Typical symptoms of pain on movement
While the perception of pain is always individual, there are various typical signs of joint pain in dogs. In the following you will find a small selection of very common signs of pain. The signs in the dog that indicate joint pain are very diverse and can occur in a wide variety of combinations.
- Permanent or intermittent lameness
- Increased need for rest and sleep
- Less enjoyment of exercise – the dog does not like to go for walks
- The dog’s gait is stiff-legged or spindly
- Everyday movements are avoided or become difficult
- Difficulty getting up and lying down
- vocalizations such as smacking or sighing
- It is difficult for the dog to find a resting position and he shows restlessness.
- Nibbling on the joints
- Loss of musculature
- Warm spots on joints or back
- Touch sensitivity
- Muscular tension
- Changes in the dog’s coat: it is shaggy, flaky, greasy or smelly
- An altered facial expression, he has rims or depressions under his eyes
- Increased panting, smacking or yawning.
- Altered social behavior – e.g., anxiety, aggression, or insecurity.
If you want to learn even more signs of joint pain in dogs and also the symptoms of acute pain, then the article 21 Signs of Pain in Dogs is perfect for you!
If your dog shows one or more of these symptoms, please take them seriously and present your dog to the veterinarian because your dog is never faking. Rather, the quadruped would try to hide a pain, as it is a sign of weakness.
In the webinar “Movement Pain in Dogs”, we once again take an in-depth look at the topic of joint pain in dogs, as well as typical abnormalities in movement that can indicate various joint diseases such as hip dysplasia, patellar luxation or similar. You can join us here: Register for the webinar “Movement Pain in Dogs”. By the way with the discount code: WEBINAR-FJI you get 10% discount!

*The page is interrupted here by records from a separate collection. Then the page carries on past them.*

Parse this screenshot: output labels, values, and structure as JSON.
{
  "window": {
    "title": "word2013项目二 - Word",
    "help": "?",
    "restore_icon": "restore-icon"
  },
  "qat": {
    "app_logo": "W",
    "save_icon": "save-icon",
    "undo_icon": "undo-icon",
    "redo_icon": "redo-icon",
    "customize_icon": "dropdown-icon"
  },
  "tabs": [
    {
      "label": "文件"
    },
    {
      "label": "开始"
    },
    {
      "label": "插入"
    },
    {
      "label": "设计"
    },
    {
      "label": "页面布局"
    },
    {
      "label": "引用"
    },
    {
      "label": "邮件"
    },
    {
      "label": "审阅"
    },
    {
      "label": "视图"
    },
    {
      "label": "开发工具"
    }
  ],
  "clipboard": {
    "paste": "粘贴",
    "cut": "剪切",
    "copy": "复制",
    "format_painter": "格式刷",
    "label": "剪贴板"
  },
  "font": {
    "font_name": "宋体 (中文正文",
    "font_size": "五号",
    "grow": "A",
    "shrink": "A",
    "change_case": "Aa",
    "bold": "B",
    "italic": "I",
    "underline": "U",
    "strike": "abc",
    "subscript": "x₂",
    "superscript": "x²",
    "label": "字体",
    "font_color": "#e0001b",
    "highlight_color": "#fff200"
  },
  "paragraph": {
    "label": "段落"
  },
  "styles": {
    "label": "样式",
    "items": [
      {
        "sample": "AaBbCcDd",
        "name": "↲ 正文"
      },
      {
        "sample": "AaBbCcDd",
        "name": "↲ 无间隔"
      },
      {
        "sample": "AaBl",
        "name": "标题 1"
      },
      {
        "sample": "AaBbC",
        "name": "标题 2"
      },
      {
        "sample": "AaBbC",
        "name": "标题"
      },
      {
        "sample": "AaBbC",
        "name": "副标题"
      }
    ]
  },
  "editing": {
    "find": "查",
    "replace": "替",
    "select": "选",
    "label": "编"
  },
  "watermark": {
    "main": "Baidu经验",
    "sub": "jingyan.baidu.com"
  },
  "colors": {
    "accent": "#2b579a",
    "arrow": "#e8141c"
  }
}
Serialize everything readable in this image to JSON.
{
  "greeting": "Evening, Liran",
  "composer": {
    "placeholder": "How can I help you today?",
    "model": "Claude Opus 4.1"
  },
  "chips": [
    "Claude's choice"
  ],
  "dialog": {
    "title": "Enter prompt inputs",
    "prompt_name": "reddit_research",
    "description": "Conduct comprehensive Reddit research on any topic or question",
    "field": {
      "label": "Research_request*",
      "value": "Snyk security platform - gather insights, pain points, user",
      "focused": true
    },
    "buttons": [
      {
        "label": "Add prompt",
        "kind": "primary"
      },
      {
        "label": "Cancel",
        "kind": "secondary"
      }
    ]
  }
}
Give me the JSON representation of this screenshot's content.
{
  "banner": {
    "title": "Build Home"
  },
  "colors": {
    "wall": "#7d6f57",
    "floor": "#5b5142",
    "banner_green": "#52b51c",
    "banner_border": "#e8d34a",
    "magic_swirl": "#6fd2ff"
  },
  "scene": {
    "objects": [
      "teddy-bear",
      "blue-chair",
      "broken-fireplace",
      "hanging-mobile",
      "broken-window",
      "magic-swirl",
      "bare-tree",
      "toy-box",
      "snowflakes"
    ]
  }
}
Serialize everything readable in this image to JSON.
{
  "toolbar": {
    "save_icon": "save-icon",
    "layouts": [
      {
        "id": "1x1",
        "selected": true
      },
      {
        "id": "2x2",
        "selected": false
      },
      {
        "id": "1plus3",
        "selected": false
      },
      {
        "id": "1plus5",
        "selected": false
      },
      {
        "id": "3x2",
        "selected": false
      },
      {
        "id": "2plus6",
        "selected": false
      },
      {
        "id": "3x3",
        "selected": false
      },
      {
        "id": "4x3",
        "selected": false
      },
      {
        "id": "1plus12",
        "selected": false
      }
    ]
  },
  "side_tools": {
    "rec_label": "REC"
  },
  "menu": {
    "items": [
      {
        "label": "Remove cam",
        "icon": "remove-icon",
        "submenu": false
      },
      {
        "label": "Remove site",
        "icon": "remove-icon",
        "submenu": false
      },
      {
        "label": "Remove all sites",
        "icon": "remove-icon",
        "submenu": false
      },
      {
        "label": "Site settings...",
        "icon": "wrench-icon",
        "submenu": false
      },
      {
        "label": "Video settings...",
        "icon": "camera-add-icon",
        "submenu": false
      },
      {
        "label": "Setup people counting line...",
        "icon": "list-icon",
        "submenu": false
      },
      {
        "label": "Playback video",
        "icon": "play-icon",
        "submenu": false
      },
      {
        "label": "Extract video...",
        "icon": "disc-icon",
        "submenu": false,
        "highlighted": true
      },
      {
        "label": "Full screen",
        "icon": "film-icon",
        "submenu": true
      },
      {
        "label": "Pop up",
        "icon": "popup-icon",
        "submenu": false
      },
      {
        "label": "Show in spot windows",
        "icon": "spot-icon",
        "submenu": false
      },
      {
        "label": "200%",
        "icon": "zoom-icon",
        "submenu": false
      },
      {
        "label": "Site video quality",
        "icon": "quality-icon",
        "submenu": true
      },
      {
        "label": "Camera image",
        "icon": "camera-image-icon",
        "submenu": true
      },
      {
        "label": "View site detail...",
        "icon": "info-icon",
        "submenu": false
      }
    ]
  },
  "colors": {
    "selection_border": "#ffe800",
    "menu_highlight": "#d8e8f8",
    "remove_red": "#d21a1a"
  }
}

Still have questions about the topic or the webinar? Then feel free to leave me a comment or email me at: email@example.com.